[[ TASK INPUT open ]]

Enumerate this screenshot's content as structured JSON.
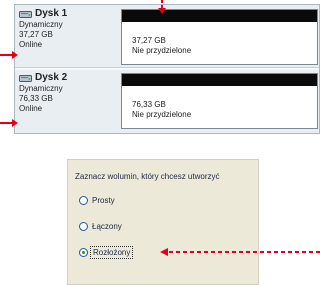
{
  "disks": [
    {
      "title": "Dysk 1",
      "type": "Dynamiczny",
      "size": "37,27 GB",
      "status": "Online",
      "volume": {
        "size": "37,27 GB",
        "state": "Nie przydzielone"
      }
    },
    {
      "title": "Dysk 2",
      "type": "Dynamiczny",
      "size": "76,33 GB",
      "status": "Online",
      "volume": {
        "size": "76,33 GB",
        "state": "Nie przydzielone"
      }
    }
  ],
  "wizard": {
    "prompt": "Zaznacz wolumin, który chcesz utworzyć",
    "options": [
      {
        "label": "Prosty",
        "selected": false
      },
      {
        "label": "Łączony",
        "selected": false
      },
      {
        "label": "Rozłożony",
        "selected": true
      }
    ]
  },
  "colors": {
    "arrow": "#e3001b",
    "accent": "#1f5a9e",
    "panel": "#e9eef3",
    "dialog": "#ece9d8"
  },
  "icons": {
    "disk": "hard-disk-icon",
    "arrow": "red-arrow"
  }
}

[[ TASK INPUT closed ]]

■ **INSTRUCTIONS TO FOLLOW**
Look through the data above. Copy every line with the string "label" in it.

■ **EXERCISE ANSWER**
        "label": "Prosty",
        "label": "Łączony",
        "label": "Rozłożony",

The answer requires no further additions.